TASK REQUIREMENTS.
Return all the entries. Match them word for word.
════════
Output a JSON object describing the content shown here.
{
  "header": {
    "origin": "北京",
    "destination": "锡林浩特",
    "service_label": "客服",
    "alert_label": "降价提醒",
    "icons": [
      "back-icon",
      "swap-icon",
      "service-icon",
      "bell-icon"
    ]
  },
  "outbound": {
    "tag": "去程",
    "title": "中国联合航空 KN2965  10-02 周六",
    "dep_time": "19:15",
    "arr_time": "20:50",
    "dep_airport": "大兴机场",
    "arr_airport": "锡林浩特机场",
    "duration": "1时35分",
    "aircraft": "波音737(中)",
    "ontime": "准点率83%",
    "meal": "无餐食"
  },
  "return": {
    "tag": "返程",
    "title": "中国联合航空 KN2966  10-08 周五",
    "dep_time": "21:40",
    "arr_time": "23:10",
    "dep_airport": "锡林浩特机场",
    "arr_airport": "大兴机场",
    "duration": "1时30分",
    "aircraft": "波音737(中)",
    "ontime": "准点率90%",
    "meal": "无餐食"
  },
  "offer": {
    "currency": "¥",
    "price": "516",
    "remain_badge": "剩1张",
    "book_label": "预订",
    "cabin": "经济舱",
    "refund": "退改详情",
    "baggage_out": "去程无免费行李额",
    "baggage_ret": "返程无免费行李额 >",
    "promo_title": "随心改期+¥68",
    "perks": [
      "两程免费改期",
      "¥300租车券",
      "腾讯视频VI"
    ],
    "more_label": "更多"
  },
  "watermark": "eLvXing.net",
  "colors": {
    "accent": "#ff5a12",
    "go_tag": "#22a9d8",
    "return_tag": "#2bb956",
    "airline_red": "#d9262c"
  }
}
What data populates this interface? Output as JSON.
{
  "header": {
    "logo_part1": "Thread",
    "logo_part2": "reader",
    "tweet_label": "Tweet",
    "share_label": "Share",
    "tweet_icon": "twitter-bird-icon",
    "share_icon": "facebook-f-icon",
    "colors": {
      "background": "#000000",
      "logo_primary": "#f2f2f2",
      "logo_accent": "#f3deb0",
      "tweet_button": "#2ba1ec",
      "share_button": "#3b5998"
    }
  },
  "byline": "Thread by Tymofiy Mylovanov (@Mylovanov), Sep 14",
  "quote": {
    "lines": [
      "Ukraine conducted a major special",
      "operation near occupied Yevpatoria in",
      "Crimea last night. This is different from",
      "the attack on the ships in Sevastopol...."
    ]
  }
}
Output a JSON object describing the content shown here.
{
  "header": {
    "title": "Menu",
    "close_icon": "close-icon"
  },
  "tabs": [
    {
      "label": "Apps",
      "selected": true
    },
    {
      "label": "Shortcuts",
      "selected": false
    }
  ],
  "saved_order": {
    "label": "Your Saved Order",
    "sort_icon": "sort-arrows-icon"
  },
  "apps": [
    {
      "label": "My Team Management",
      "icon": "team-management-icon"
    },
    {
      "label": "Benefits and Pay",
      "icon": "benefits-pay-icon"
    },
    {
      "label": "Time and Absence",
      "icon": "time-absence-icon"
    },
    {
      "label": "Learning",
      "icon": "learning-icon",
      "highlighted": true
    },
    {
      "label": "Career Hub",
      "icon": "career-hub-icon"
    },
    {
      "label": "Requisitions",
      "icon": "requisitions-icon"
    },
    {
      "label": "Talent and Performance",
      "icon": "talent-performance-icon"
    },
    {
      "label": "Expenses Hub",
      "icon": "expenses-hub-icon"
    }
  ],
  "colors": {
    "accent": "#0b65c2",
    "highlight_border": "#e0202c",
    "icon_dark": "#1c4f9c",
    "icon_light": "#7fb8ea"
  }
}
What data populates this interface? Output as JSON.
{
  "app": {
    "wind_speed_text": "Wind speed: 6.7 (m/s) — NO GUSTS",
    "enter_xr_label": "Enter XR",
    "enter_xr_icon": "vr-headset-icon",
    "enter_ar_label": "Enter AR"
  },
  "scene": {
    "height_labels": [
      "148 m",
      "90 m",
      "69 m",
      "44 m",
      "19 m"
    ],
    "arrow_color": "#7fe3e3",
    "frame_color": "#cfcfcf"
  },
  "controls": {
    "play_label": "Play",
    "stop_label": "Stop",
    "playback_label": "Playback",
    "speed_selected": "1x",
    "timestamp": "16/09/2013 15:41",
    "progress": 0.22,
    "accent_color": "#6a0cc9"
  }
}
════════
ANSWER BOX.
Output a JSON object describing the content shown here.
{
  "header": {
    "origin": "北京",
    "destination": "锡林浩特",
    "service_label": "客服",
    "alert_label": "降价提醒",
    "icons": [
      "back-icon",
      "swap-icon",
      "service-icon",
      "bell-icon"
    ]
  },
  "outbound": {
    "tag": "去程",
    "title": "中国联合航空 KN2965  10-02 周六",
    "dep_time": "19:15",
    "arr_time": "20:50",
    "dep_airport": "大兴机场",
    "arr_airport": "锡林浩特机场",
    "duration": "1时35分",
    "aircraft": "波音737(中)",
    "ontime": "准点率83%",
    "meal": "无餐食"
  },
  "return": {
    "tag": "返程",
    "title": "中国联合航空 KN2966  10-08 周五",
    "dep_time": "21:40",
    "arr_time": "23:10",
    "dep_airport": "锡林浩特机场",
    "arr_airport": "大兴机场",
    "duration": "1时30分",
    "aircraft": "波音737(中)",
    "ontime": "准点率90%",
    "meal": "无餐食"
  },
  "offer": {
    "currency": "¥",
    "price": "516",
    "remain_badge": "剩1张",
    "book_label": "预订",
    "cabin": "经济舱",
    "refund": "退改详情",
    "baggage_out": "去程无免费行李额",
    "baggage_ret": "返程无免费行李额 >",
    "promo_title": "随心改期+¥68",
    "perks": [
      "两程免费改期",
      "¥300租车券",
      "腾讯视频VI"
    ],
    "more_label": "更多"
  },
  "watermark": "eLvXing.net",
  "colors": {
    "accent": "#ff5a12",
    "go_tag": "#22a9d8",
    "return_tag": "#2bb956",
    "airline_red": "#d9262c"
  }
}
What data populates this interface? Output as JSON.
{
  "header": {
    "logo_part1": "Thread",
    "logo_part2": "reader",
    "tweet_label": "Tweet",
    "share_label": "Share",
    "tweet_icon": "twitter-bird-icon",
    "share_icon": "facebook-f-icon",
    "colors": {
      "background": "#000000",
      "logo_primary": "#f2f2f2",
      "logo_accent": "#f3deb0",
      "tweet_button": "#2ba1ec",
      "share_button": "#3b5998"
    }
  },
  "byline": "Thread by Tymofiy Mylovanov (@Mylovanov), Sep 14",
  "quote": {
    "lines": [
      "Ukraine conducted a major special",
      "operation near occupied Yevpatoria in",
      "Crimea last night. This is different from",
      "the attack on the ships in Sevastopol...."
    ]
  }
}
Output a JSON object describing the content shown here.
{
  "header": {
    "title": "Menu",
    "close_icon": "close-icon"
  },
  "tabs": [
    {
      "label": "Apps",
      "selected": true
    },
    {
      "label": "Shortcuts",
      "selected": false
    }
  ],
  "saved_order": {
    "label": "Your Saved Order",
    "sort_icon": "sort-arrows-icon"
  },
  "apps": [
    {
      "label": "My Team Management",
      "icon": "team-management-icon"
    },
    {
      "label": "Benefits and Pay",
      "icon": "benefits-pay-icon"
    },
    {
      "label": "Time and Absence",
      "icon": "time-absence-icon"
    },
    {
      "label": "Learning",
      "icon": "learning-icon",
      "highlighted": true
    },
    {
      "label": "Career Hub",
      "icon": "career-hub-icon"
    },
    {
      "label": "Requisitions",
      "icon": "requisitions-icon"
    },
    {
      "label": "Talent and Performance",
      "icon": "talent-performance-icon"
    },
    {
      "label": "Expenses Hub",
      "icon": "expenses-hub-icon"
    }
  ],
  "colors": {
    "accent": "#0b65c2",
    "highlight_border": "#e0202c",
    "icon_dark": "#1c4f9c",
    "icon_light": "#7fb8ea"
  }
}
What data populates this interface? Output as JSON.
{
  "app": {
    "wind_speed_text": "Wind speed: 6.7 (m/s) — NO GUSTS",
    "enter_xr_label": "Enter XR",
    "enter_xr_icon": "vr-headset-icon",
    "enter_ar_label": "Enter AR"
  },
  "scene": {
    "height_labels": [
      "148 m",
      "90 m",
      "69 m",
      "44 m",
      "19 m"
    ],
    "arrow_color": "#7fe3e3",
    "frame_color": "#cfcfcf"
  },
  "controls": {
    "play_label": "Play",
    "stop_label": "Stop",
    "playback_label": "Playback",
    "speed_selected": "1x",
    "timestamp": "16/09/2013 15:41",
    "progress": 0.22,
    "accent_color": "#6a0cc9"
  }
}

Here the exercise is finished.